A 46-year-old fisherman was injured by a sling on the right lower leg while working on a ship, sustaining a Gustilo-Anderson type IIIA open fracture of the right distal tibia (43-A3) without neurovascular or tendon injuries.
Indication for MIPO
An unstable fracture of the distal tibial metaphysis is a good indication for plate fixation because the short distal fragment and wide medullary canal make for a more difficult intramedullary nailing surgical technique.

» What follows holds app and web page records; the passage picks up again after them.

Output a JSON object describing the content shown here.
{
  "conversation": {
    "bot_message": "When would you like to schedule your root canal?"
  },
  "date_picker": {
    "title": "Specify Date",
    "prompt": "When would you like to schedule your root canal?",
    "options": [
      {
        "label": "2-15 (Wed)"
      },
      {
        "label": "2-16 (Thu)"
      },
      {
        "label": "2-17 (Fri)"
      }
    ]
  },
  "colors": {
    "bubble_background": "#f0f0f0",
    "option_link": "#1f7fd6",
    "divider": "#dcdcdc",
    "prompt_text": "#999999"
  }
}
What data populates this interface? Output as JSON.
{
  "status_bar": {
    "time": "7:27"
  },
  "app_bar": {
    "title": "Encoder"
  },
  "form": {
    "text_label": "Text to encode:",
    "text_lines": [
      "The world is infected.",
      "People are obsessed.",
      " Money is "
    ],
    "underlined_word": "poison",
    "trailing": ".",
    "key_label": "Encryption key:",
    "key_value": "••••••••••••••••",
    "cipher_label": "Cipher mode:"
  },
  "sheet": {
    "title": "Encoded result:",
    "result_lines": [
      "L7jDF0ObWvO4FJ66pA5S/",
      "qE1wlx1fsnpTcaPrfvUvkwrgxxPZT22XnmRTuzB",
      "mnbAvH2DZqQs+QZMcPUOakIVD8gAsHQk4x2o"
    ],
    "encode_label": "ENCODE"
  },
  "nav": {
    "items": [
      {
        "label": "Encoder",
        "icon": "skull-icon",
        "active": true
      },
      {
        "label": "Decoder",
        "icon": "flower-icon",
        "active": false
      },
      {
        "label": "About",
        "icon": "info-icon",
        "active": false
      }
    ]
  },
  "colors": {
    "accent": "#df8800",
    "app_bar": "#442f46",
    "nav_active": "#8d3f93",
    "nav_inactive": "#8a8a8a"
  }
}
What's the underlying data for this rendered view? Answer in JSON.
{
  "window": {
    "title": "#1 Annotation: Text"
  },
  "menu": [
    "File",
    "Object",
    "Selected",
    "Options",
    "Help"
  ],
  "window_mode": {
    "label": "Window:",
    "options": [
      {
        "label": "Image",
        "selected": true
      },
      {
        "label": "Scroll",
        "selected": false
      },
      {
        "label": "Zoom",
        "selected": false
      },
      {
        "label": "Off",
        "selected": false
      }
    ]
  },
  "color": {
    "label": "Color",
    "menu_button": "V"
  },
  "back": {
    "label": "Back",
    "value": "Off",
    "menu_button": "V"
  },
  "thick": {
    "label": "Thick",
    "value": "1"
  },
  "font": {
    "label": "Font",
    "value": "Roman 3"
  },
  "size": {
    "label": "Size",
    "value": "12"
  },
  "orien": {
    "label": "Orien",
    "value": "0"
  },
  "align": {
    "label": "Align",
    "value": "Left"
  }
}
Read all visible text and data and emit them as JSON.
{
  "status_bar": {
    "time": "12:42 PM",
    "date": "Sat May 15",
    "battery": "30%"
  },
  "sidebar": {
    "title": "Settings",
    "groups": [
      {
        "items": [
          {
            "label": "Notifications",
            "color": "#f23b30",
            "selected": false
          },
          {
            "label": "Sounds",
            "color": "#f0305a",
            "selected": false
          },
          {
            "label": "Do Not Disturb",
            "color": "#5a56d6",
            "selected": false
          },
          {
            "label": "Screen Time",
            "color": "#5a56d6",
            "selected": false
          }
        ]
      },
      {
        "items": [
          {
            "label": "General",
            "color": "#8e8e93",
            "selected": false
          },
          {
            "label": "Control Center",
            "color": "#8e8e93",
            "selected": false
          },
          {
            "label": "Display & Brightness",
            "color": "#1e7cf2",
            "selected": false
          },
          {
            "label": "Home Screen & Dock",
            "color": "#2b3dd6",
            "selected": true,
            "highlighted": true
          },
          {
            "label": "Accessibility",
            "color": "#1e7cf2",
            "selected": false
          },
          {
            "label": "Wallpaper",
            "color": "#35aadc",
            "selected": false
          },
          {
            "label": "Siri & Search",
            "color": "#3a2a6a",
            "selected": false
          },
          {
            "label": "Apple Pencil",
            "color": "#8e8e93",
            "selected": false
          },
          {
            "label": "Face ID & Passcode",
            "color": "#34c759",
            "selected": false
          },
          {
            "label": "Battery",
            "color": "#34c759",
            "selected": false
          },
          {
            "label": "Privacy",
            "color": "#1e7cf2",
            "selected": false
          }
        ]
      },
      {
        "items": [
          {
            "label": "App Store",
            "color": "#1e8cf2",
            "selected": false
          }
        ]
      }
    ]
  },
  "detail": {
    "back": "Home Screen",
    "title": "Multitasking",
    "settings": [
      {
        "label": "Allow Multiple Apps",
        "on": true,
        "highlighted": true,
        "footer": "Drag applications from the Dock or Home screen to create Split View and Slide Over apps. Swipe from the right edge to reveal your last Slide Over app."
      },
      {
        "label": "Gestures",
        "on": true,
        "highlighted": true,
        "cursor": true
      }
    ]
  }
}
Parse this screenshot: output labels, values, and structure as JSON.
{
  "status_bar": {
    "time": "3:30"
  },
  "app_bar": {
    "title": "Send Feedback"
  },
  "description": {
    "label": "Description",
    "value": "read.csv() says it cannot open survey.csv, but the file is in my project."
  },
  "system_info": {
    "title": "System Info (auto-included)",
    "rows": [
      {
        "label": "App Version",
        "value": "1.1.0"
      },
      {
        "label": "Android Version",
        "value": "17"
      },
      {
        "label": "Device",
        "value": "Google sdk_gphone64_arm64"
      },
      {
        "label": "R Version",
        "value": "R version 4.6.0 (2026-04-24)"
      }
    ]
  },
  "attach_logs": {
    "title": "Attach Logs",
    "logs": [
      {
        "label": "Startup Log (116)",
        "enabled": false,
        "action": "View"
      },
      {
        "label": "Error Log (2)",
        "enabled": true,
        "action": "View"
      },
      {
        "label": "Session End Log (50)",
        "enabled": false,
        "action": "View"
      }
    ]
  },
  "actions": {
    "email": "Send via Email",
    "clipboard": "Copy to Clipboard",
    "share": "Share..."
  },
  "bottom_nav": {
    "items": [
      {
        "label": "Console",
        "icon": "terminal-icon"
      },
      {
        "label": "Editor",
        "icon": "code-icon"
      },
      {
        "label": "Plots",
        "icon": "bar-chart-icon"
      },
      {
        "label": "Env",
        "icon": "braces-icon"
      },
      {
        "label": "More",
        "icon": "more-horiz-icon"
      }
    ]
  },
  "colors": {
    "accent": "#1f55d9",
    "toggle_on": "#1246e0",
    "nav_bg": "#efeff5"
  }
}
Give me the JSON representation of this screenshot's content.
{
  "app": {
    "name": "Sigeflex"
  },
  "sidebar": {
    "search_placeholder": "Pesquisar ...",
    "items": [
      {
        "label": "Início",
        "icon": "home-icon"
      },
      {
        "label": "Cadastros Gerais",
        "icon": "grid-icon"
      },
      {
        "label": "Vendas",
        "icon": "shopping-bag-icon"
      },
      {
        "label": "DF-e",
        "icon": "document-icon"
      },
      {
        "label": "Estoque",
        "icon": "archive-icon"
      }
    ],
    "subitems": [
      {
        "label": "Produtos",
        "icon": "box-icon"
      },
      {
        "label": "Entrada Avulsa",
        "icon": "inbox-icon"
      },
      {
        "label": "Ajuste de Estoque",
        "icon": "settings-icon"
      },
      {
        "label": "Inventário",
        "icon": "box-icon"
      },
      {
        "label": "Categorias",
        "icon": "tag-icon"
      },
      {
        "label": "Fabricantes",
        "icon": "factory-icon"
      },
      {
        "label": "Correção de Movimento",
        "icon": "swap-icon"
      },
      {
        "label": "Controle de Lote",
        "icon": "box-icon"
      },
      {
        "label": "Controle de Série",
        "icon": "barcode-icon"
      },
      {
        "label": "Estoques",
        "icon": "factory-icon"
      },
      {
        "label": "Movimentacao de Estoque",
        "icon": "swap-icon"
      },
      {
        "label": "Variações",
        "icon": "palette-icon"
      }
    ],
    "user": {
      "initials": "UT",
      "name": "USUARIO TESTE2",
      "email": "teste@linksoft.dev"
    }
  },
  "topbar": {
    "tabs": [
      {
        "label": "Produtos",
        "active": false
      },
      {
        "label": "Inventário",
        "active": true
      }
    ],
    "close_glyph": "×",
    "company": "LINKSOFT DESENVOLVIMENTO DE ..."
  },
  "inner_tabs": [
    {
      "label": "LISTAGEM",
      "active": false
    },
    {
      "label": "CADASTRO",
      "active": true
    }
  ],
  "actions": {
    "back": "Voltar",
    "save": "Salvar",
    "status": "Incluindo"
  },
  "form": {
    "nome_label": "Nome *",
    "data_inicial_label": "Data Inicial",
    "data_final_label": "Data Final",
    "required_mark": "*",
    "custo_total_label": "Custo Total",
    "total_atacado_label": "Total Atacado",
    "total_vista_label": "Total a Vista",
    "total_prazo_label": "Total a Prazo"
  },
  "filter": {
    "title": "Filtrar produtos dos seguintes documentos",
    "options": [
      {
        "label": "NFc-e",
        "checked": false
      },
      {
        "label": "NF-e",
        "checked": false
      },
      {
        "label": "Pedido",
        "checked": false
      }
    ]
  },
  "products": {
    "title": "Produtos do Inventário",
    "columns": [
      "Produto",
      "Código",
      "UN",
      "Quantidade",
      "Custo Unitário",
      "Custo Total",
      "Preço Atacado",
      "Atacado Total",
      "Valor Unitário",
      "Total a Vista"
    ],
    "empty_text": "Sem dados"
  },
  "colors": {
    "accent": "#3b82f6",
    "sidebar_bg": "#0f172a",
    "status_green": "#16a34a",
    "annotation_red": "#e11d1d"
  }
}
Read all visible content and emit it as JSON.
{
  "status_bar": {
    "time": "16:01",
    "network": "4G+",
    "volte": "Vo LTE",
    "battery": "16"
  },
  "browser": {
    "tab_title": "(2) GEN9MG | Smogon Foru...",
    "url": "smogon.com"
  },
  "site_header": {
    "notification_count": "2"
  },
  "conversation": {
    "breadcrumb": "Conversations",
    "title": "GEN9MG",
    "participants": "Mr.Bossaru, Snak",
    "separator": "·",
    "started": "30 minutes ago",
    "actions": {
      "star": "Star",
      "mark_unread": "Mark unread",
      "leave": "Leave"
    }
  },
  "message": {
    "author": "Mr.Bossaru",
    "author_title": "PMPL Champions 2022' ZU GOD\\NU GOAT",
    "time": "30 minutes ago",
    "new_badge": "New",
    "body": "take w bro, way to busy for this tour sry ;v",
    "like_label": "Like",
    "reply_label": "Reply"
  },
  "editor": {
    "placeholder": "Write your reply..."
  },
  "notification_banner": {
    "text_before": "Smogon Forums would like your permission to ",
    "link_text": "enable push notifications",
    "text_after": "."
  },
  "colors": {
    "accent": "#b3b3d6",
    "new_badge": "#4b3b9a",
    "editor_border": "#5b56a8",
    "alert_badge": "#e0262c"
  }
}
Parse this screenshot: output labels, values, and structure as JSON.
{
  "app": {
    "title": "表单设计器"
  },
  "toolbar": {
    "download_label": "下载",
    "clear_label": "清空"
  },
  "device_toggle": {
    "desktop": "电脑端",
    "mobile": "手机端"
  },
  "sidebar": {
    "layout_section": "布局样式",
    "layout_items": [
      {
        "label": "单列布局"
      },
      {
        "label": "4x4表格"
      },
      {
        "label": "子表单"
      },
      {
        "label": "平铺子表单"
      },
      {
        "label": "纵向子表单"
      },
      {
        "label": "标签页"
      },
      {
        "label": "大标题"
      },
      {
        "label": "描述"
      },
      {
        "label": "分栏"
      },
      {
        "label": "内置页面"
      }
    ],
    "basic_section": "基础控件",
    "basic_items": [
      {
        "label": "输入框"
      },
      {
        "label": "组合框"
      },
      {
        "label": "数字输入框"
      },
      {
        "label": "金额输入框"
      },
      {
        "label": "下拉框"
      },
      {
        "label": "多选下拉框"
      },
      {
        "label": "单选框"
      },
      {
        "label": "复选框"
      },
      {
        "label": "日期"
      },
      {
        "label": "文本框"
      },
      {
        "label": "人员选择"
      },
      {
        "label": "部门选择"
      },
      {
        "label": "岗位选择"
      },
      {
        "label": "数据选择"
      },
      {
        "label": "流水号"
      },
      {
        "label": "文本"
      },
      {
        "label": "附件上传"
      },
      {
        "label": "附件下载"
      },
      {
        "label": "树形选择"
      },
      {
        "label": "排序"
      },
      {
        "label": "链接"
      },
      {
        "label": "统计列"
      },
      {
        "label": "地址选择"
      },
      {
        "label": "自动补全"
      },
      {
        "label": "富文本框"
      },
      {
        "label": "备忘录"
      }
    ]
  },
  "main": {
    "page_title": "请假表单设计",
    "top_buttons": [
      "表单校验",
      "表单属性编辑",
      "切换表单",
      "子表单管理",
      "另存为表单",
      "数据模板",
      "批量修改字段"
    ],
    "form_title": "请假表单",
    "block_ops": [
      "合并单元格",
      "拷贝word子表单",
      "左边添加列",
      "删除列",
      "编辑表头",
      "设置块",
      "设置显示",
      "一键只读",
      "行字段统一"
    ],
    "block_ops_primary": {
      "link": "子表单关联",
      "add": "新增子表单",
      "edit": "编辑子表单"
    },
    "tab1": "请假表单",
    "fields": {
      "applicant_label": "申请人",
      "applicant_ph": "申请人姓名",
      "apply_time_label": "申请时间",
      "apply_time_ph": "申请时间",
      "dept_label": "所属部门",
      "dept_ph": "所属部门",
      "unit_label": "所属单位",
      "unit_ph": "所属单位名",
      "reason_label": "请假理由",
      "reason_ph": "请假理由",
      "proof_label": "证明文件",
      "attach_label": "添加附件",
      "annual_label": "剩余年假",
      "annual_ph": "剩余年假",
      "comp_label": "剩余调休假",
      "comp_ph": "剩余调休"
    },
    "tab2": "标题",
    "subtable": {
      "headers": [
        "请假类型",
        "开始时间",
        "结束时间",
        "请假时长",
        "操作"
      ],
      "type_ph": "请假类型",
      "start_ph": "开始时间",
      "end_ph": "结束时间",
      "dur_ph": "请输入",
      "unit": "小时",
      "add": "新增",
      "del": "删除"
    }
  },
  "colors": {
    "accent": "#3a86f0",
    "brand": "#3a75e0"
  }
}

Meanwhile, MIPO is considered a safe option in open fractures after initial wound debridement and stabilization using an external fixator. The procedure is also straightforward especially if the fracture has been well reduced and maintained with an external fixator. However, in this case the soft-tissue condition did not allow for the standard medial or lateral approaches to the distal tibia. The soft tissue on the posterior aspect of the ankle was in good condition so it was planned to apply the plate on the posterolateral aspect of the distal tibia using MIPO technique (see Fig 21.5-4 ).
Anatomical study of the posterolateral approach to the distal tibia using MIPO technique
The minimally invasive medial and lateral approaches to the distal tibia have been described in the chapter 21.1 Tibia and fibula, distal—introduction. An anatomical study is included here to demonstrate the minimally invasive distal posterolateral approach, including the neurovascular structures.
The flexor hallucis longus (FHL) is recognized by the very distal extension of its muscle belly. It can also be identified by moving the big toe. With sharp dissection of the FHL along its lateral border, the entire posterior aspect of the tibial surface can be exposed by retracting this muscle medially, which also protects the posteromedial neurovascular bundle.
Exposure of the posterior aspect of the midtibia is started by developing the interval between the peroneal tendons and muscles laterally and the FHL medially. Then, the surgeon makes a sharp dissection of the FHL muscle from the lateral fibula border. The tibialis posterior muscle lies medial to the FHL along the interosseous membrane and is attached to the posteromedial aspect of tibia. The entire posterior aspect of the midtibial surface can be exposed by retracting the FHL and tibialis posterior muscle medially, also protecting the posteromedial neurovascular bundle (tibial nerve and posterior tibial vessels).